START Materials provided

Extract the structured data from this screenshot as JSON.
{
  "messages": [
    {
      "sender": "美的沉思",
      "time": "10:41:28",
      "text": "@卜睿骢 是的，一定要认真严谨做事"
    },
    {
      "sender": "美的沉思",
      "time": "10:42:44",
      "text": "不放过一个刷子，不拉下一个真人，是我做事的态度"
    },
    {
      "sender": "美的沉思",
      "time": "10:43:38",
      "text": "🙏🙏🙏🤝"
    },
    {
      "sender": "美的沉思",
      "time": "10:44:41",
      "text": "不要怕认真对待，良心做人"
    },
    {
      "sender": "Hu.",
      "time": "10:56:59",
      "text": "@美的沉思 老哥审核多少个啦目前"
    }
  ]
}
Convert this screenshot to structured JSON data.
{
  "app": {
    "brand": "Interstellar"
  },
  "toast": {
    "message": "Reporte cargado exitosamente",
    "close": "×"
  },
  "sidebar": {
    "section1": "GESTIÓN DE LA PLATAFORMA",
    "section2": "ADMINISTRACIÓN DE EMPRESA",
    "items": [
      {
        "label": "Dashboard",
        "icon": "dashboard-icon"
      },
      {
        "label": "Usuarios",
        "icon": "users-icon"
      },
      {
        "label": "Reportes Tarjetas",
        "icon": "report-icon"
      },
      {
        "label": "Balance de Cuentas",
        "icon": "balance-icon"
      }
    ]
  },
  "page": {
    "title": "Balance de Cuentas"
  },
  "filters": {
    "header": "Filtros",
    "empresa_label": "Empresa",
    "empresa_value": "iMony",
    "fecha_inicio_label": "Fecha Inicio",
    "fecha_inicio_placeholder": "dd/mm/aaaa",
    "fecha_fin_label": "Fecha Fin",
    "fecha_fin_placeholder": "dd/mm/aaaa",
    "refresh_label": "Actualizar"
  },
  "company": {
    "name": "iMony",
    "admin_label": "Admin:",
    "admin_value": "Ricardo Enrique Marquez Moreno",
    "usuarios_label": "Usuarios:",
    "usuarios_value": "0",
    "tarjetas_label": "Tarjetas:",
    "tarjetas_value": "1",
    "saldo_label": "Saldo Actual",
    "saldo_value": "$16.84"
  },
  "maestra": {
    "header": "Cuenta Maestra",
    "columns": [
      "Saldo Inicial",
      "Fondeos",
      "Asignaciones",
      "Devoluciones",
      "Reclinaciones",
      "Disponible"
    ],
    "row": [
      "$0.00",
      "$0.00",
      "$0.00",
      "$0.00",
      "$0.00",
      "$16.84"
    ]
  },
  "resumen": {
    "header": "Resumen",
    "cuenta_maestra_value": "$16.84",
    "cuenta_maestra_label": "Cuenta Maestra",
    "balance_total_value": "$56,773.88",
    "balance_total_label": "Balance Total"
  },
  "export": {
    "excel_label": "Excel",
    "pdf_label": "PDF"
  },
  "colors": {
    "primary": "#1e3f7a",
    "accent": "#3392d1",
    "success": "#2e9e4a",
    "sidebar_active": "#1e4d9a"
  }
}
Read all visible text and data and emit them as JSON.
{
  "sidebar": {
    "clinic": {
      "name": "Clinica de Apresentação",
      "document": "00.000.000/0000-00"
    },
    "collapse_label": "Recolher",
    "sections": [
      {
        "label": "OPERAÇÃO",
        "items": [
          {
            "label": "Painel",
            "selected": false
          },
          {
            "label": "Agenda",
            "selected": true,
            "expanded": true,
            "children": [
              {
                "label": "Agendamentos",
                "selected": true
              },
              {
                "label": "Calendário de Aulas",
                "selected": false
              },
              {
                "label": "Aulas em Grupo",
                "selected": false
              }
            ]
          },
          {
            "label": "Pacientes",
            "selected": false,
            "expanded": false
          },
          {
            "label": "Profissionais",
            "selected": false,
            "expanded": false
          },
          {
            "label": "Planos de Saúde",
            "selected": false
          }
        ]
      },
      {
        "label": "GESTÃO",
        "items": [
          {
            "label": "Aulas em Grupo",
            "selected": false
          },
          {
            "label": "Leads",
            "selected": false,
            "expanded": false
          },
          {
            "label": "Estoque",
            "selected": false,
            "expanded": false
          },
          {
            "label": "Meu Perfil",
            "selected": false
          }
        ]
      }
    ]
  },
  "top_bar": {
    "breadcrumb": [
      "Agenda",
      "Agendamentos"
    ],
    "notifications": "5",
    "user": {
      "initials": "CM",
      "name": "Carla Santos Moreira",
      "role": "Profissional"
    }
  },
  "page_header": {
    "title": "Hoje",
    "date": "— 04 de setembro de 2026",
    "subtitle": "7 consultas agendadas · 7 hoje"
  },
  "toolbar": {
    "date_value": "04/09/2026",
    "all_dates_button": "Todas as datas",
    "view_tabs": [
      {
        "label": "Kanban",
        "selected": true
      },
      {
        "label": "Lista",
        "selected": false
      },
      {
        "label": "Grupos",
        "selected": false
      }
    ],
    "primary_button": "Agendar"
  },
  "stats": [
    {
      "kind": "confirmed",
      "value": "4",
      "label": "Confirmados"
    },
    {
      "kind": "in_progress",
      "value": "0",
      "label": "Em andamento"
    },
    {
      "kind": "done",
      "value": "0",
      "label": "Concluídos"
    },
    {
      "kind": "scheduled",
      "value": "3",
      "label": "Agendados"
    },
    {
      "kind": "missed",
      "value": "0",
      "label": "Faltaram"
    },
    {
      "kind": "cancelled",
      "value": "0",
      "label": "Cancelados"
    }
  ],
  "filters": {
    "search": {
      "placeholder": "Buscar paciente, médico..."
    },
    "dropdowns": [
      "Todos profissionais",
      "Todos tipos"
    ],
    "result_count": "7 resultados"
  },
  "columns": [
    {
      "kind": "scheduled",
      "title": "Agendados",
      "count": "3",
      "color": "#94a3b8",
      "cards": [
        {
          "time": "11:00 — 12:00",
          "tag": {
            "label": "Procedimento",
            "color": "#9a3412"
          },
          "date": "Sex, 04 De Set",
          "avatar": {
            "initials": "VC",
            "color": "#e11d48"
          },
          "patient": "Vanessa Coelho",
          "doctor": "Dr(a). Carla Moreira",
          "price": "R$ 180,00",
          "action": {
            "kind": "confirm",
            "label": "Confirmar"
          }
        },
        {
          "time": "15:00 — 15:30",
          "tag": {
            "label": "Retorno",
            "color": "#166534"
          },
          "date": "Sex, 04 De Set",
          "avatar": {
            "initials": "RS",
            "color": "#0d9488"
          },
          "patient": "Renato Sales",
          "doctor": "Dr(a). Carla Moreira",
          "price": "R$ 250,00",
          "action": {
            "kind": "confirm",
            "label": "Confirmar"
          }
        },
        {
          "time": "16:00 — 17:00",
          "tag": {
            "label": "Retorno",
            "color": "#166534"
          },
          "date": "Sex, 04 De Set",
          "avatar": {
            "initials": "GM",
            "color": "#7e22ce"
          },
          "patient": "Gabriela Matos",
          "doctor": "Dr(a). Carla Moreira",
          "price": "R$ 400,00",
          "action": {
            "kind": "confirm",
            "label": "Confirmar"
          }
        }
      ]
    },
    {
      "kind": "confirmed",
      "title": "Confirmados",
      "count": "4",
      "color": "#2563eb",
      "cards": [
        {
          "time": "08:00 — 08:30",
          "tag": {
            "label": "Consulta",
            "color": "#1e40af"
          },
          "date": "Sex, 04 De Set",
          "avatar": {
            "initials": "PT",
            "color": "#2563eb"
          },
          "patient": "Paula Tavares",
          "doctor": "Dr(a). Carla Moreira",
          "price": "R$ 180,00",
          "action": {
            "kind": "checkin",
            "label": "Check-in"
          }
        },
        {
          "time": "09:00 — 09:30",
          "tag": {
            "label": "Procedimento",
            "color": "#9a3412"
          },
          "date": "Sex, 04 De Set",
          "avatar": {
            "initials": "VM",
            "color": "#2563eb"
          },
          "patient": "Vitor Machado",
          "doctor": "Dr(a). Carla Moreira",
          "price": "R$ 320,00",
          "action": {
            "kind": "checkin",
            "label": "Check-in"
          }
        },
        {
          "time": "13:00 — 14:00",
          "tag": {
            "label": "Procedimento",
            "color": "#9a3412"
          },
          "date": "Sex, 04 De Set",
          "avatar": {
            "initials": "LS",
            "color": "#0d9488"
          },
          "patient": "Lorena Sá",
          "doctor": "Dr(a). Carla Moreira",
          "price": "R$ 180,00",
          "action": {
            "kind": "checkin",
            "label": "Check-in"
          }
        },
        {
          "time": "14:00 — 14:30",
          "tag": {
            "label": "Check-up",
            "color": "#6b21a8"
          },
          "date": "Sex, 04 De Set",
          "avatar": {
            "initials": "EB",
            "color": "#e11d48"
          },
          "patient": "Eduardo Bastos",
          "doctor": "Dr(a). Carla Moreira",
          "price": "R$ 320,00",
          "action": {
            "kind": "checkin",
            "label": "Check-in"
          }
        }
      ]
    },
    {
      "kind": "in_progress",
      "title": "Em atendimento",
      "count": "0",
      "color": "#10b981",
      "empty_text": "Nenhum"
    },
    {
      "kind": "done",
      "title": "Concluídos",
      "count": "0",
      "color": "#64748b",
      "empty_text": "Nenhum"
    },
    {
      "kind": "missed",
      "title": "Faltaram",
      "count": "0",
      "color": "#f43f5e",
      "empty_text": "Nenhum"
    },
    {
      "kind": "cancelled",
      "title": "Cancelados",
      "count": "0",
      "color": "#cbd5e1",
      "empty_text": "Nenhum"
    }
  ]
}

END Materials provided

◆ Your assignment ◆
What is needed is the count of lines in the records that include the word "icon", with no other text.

◆ Result for this task ◆
4